      For example, the BOCES may disclose information from student education records to school officials with legitimate educational interests. A school official is a person employed by the school as an administrator, supervisor, teacher, or support staff member, including health staff, office staff, and security personnel. It may also include a person serving on the school Board, a parent on an official BOCES committee, or a person or company with whom the school has outsourced services or functions it would otherwise use its own employees to perform (such as an attorney, auditor, consultant, therapist, etc.). A school official has a legitimate educational interest if the official needs to review an education record in order to fulfill his or her professional responsibility.Under FERPA, BOCES is permitted to disclose education records, including disciplinary records, without consent to other schools or post-secondary educational institutions in which a student seeks or intends to enroll, or is already enrolled if the disclosure is for purposes of the student’s enrollment or transfer.

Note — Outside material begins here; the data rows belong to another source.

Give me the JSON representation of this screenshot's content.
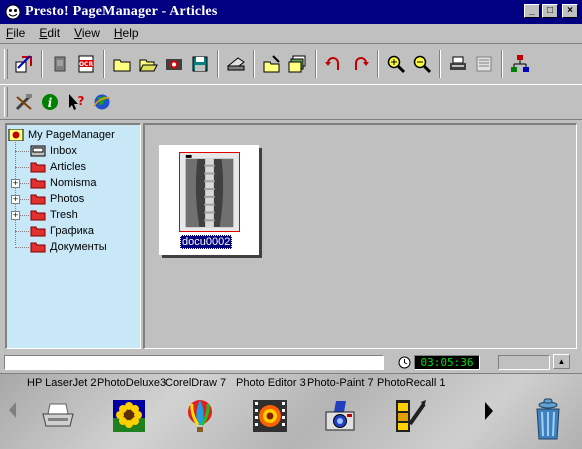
{
  "window": {
    "title": "Presto! PageManager - Articles",
    "controls": {
      "minimize": "_",
      "maximize": "□",
      "close": "×"
    }
  },
  "menu": {
    "items": [
      {
        "label": "File",
        "accel": "F"
      },
      {
        "label": "Edit",
        "accel": "E"
      },
      {
        "label": "View",
        "accel": "V"
      },
      {
        "label": "Help",
        "accel": "H"
      }
    ]
  },
  "toolbar1": {
    "buttons": [
      "acquire-image-icon",
      "scanner-setup-icon",
      "ocr-icon",
      "new-folder-icon",
      "open-folder-icon",
      "photo-icon",
      "save-icon",
      "scan-icon",
      "import-icon",
      "stack-icon",
      "rotate-left-icon",
      "rotate-right-icon",
      "zoom-in-icon",
      "zoom-out-icon",
      "print-icon",
      "fax-icon",
      "arrange-icon"
    ]
  },
  "toolbar2": {
    "buttons": [
      "tools-icon",
      "info-icon",
      "whats-this-icon",
      "web-icon"
    ]
  },
  "tree": {
    "root": "My PageManager",
    "items": [
      {
        "label": "Inbox",
        "icon": "inbox-icon",
        "expandable": false
      },
      {
        "label": "Articles",
        "icon": "folder-icon",
        "expandable": false
      },
      {
        "label": "Nomisma",
        "icon": "folder-icon",
        "expandable": true
      },
      {
        "label": "Photos",
        "icon": "folder-icon",
        "expandable": true
      },
      {
        "label": "Tresh",
        "icon": "folder-icon",
        "expandable": true
      },
      {
        "label": "Графика",
        "icon": "folder-icon",
        "expandable": false
      },
      {
        "label": "Документы",
        "icon": "folder-icon",
        "expandable": false
      }
    ]
  },
  "document": {
    "thumbnail_label": "docu0002"
  },
  "status": {
    "clock": "03:05:36"
  },
  "launcher": {
    "apps": [
      {
        "name": "HP LaserJet 2",
        "icon": "printer-icon"
      },
      {
        "name": "PhotoDeluxe3",
        "icon": "sunflower-icon"
      },
      {
        "name": "CorelDraw 7",
        "icon": "balloon-icon"
      },
      {
        "name": "Photo Editor 3",
        "icon": "film-flower-icon"
      },
      {
        "name": "Photo-Paint 7",
        "icon": "camera-icon"
      },
      {
        "name": "PhotoRecall 1",
        "icon": "filmstrip-icon"
      }
    ]
  },
  "colors": {
    "title_bar": "#000080",
    "tree_background": "#c8e8f8",
    "folder": "#e03030",
    "clock_text": "#00e000"
  }
}
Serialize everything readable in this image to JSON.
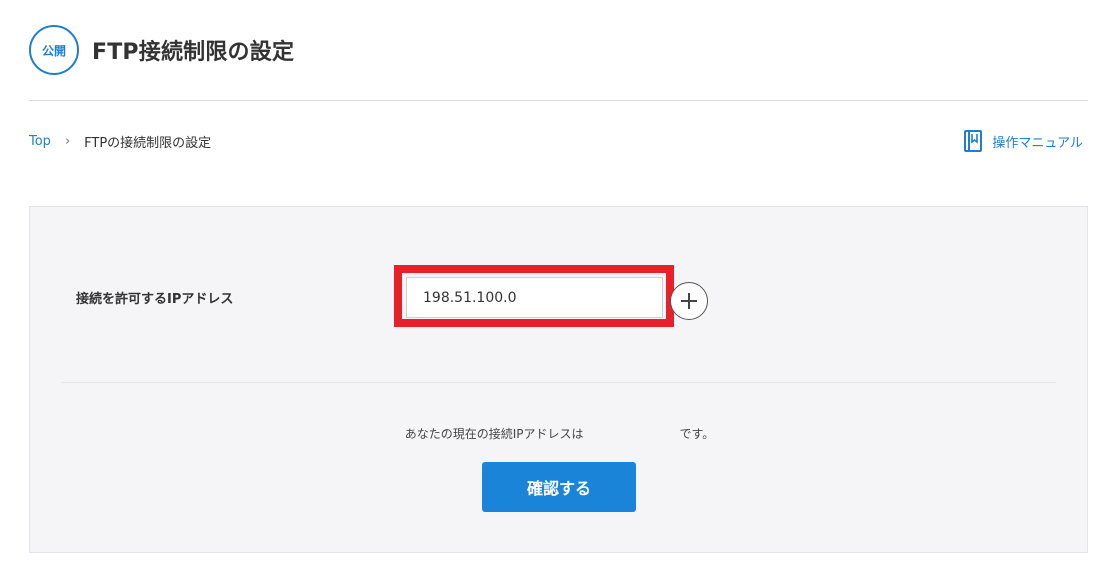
{
  "header": {
    "badge": "公開",
    "title": "FTP接続制限の設定"
  },
  "breadcrumb": {
    "top": "Top",
    "separator": "›",
    "current": "FTPの接続制限の設定"
  },
  "manual": {
    "label": "操作マニュアル",
    "icon": "book-icon"
  },
  "form": {
    "label": "接続を許可するIPアドレス",
    "ip_value": "198.51.100.0",
    "add_icon": "plus-icon",
    "current_ip_prefix": "あなたの現在の接続IPアドレスは",
    "current_ip_suffix": "です。",
    "submit_label": "確認する"
  },
  "colors": {
    "accent": "#1f7ed0",
    "button": "#1a84d8",
    "highlight": "#e8202a",
    "panel_bg": "#f5f5f8"
  }
}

However, while BOCES reserves all its rights under FERPA, its standard practice will be to seek written consent from parents or eligible students in order to transfer the student’s records, and those records will not normally include disciplinary information unless the parents or student specifically request that they do. Exceptions to this standard practice will occur only where specific circumstances make them reasonable and prudent.

      In the event of a health and safety emergency, the BOCES may disclose information from a student’s education record when such disclosure appears likely to protect the health and safety of the student or others.

      FERPA also allows schools to disclose educational records without consent to state and local authorities within a juvenile justice system, pursuant to specific State law, and to comply with judicial order.

    4. The right to file a complaint with the U.S. Department of Education concerning alleged failures by the school to comply with the requirements of FERPA. The name and address of the Office that administers FERPA are:

      Family Policy Compliance Office
      U.S. Department of Education
      400 Maryland Avenue, SW
      Washington, DC 20202-8520